— Your task —
An exact reproduction of all entries is required.

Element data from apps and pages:
--
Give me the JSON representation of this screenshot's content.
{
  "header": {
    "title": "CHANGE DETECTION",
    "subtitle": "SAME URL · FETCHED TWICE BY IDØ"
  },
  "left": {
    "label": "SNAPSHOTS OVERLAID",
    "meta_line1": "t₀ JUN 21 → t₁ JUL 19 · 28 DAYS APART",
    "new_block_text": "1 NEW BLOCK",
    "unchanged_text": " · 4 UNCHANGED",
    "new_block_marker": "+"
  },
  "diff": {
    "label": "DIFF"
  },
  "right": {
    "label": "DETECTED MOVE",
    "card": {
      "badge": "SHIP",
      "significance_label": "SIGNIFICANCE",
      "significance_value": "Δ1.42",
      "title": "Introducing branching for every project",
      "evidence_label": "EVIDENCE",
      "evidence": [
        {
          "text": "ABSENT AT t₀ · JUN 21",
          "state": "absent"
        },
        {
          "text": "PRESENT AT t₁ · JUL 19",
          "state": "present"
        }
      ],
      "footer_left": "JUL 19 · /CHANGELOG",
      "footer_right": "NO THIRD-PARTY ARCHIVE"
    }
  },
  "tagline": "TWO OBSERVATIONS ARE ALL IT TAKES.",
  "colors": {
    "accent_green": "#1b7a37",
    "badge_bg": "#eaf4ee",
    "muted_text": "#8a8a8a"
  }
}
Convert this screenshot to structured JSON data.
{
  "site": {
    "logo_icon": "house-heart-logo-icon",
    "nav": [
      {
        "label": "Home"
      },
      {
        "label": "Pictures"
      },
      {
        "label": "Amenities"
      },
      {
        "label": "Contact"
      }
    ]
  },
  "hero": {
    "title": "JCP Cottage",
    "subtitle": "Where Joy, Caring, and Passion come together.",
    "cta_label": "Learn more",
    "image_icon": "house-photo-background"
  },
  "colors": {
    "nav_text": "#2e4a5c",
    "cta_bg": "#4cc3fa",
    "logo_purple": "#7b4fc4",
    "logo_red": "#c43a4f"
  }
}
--
— Your solution —
Give me the JSON representation of this screenshot's content.
{
  "header": {
    "title": "CHANGE DETECTION",
    "subtitle": "SAME URL · FETCHED TWICE BY IDØ"
  },
  "left": {
    "label": "SNAPSHOTS OVERLAID",
    "meta_line1": "t₀ JUN 21 → t₁ JUL 19 · 28 DAYS APART",
    "new_block_text": "1 NEW BLOCK",
    "unchanged_text": " · 4 UNCHANGED",
    "new_block_marker": "+"
  },
  "diff": {
    "label": "DIFF"
  },
  "right": {
    "label": "DETECTED MOVE",
    "card": {
      "badge": "SHIP",
      "significance_label": "SIGNIFICANCE",
      "significance_value": "Δ1.42",
      "title": "Introducing branching for every project",
      "evidence_label": "EVIDENCE",
      "evidence": [
        {
          "text": "ABSENT AT t₀ · JUN 21",
          "state": "absent"
        },
        {
          "text": "PRESENT AT t₁ · JUL 19",
          "state": "present"
        }
      ],
      "footer_left": "JUL 19 · /CHANGELOG",
      "footer_right": "NO THIRD-PARTY ARCHIVE"
    }
  },
  "tagline": "TWO OBSERVATIONS ARE ALL IT TAKES.",
  "colors": {
    "accent_green": "#1b7a37",
    "badge_bg": "#eaf4ee",
    "muted_text": "#8a8a8a"
  }
}
Convert this screenshot to structured JSON data.
{
  "site": {
    "logo_icon": "house-heart-logo-icon",
    "nav": [
      {
        "label": "Home"
      },
      {
        "label": "Pictures"
      },
      {
        "label": "Amenities"
      },
      {
        "label": "Contact"
      }
    ]
  },
  "hero": {
    "title": "JCP Cottage",
    "subtitle": "Where Joy, Caring, and Passion come together.",
    "cta_label": "Learn more",
    "image_icon": "house-photo-background"
  },
  "colors": {
    "nav_text": "#2e4a5c",
    "cta_bg": "#4cc3fa",
    "logo_purple": "#7b4fc4",
    "logo_red": "#c43a4f"
  }
}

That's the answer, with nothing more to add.